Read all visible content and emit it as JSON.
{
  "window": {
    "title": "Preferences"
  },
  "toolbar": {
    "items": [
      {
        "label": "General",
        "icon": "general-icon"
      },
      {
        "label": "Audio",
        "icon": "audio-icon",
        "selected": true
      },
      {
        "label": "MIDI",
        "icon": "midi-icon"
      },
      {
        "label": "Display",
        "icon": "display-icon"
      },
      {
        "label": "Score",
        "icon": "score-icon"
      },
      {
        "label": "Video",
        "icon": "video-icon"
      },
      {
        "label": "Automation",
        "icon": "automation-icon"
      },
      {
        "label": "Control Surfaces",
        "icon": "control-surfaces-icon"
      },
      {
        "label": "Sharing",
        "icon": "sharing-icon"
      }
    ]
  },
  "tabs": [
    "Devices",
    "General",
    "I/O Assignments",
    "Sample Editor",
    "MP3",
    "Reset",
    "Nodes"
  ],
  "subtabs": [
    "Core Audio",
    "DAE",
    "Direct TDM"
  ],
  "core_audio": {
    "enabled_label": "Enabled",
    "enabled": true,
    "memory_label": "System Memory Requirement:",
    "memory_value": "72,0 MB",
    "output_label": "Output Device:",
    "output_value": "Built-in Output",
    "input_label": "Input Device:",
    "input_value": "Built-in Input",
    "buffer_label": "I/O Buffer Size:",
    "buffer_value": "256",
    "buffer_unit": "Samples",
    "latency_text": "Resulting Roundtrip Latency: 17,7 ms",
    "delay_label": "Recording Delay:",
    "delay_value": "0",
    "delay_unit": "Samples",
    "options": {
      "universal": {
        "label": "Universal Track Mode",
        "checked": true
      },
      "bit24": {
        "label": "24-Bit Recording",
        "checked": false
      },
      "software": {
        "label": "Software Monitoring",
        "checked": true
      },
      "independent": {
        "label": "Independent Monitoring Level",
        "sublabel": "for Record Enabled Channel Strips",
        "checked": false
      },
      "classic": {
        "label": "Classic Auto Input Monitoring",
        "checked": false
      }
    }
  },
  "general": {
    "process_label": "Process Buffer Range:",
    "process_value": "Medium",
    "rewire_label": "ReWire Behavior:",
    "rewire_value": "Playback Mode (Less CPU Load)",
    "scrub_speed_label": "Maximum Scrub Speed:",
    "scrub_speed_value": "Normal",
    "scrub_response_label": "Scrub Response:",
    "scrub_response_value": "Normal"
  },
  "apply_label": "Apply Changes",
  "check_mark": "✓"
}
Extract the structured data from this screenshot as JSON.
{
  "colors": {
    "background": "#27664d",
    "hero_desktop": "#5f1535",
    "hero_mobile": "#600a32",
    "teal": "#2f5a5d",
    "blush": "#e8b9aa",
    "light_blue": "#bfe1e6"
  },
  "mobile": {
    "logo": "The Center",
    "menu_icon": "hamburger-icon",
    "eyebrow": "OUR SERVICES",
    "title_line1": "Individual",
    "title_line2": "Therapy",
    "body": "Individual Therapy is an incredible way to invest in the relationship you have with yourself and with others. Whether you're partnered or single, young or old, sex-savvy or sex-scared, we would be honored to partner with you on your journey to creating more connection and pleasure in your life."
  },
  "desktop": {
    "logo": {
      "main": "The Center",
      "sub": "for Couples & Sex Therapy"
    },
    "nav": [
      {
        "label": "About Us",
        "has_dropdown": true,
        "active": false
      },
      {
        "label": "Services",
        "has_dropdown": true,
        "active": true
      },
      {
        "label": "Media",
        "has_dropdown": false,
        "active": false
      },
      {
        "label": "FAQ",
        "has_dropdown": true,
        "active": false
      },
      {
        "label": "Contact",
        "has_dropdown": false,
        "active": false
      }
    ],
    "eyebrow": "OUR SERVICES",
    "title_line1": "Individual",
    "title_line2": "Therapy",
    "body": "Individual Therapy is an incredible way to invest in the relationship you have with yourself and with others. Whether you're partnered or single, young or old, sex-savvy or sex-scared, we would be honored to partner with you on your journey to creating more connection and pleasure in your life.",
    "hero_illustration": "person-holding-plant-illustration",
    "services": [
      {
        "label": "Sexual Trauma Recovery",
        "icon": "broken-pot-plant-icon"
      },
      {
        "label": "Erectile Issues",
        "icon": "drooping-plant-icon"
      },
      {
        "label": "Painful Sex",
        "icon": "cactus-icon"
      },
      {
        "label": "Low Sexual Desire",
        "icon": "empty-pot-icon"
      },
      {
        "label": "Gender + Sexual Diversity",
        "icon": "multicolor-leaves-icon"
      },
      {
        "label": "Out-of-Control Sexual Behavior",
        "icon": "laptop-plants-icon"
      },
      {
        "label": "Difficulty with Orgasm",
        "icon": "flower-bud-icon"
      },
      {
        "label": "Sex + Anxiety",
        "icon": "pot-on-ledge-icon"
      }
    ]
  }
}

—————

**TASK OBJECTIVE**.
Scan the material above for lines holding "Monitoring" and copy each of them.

**ANSWER FOR THE TASK**.
        "label": "Software Monitoring",
        "label": "Independent Monitoring Level",
        "label": "Classic Auto Input Monitoring",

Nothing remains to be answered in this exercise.